Puget Sound Declared Critical Habitat for Orcas
The National Oceanic and Atmospheric Administration (NOAA) has proposed a draft recovery plan for Puget Sound and designated a critical habitat for the endangered Southern resident orca whales that inhabit these waters.
The Southern resident orcas are an extended family of whales that live in matriarchal family units. They inhabit Puget Sound, the San Juan Islands, Haro Strait, the Strait of Juan de Fuca, and the northwest coast, and the entire population reunites there every summer.
During the 1990s, the number of Southern resident orcas declined by 20 percent, leaving only 87 members of the family.
In December 2005, the nonprofit public interest law firm Earthjustice, working with several conservation groups, won protection for these orcas under the Endangered Species Act.
The new critical habitat designation identifies the core habitats that must be protected to ensure recovery of the orcas.
The draft recovery plan is a blueprint to address the causes of the orcas’ decline, which have been identified as toxic contamination in the food chain, the decline of salmon runs that feed the orcas, and human disturbance from vessel traffic and noise, as well as the risk of disease outbreaks and oil spills.
The People for Puget Sound, a group engaging citizens in Puget Sound restoration, warns that the orcas’ situation is urgent.

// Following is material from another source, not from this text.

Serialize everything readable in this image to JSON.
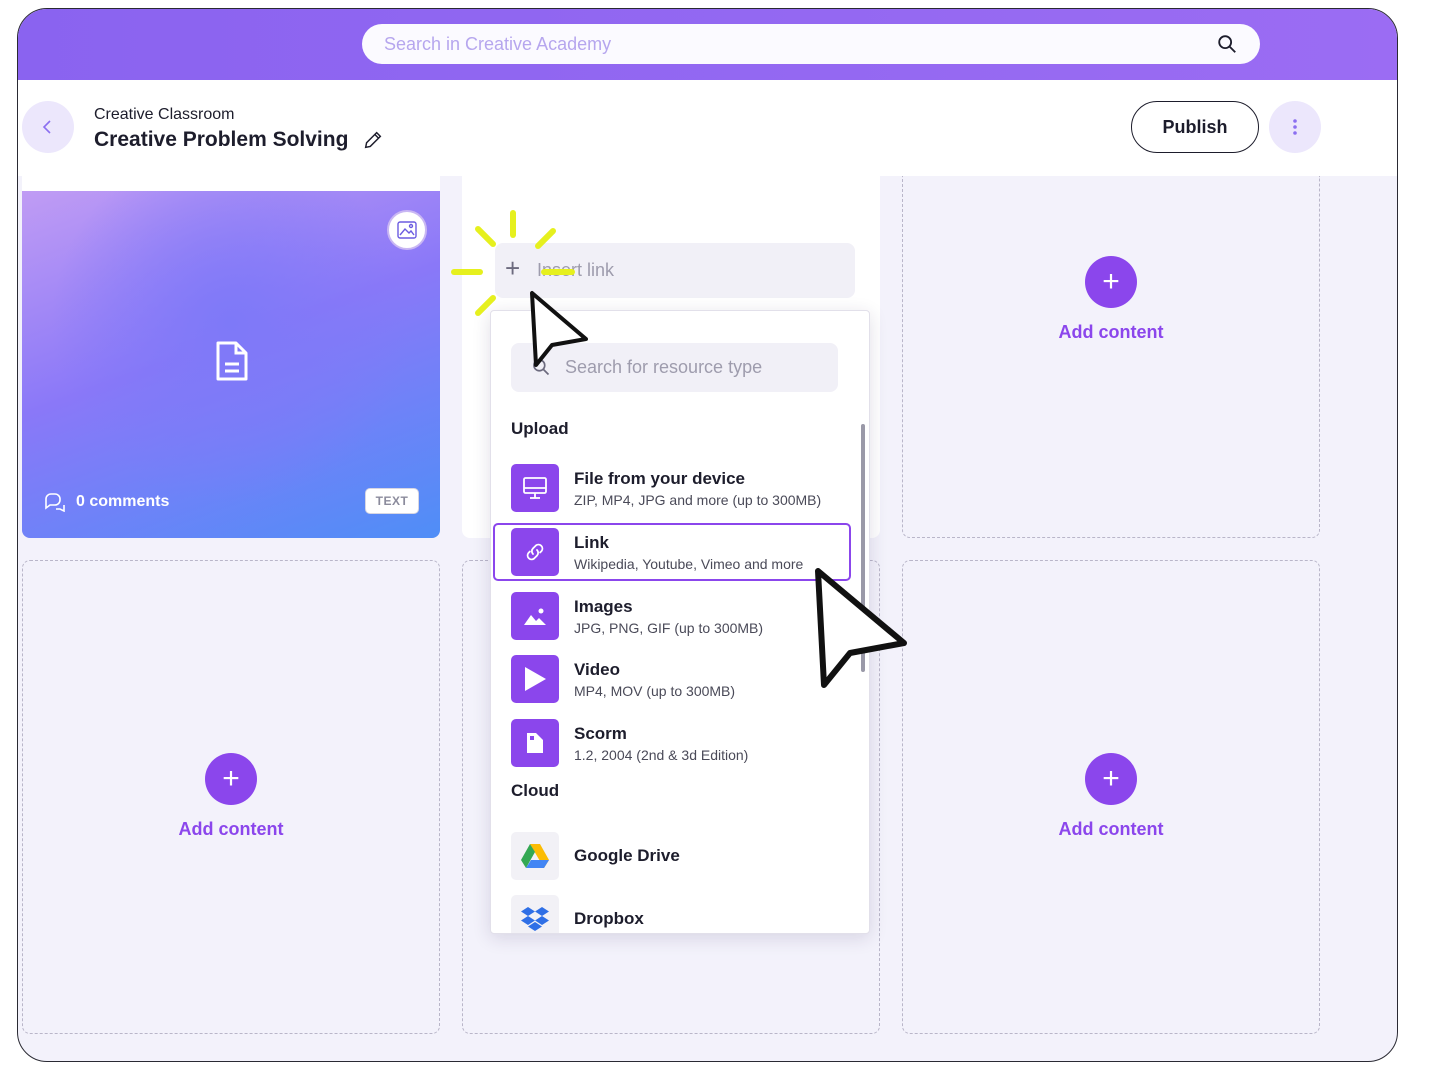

The group is disappointed that key areas, including the Olympic Coast National Marine Sanctuary, Hood Canal, military sites, and shallow waters, have been excluded from NOAA’s critical habitat designation, and that the recovery plan does not effectively address the toxic chemicals that are poisoning the orca population.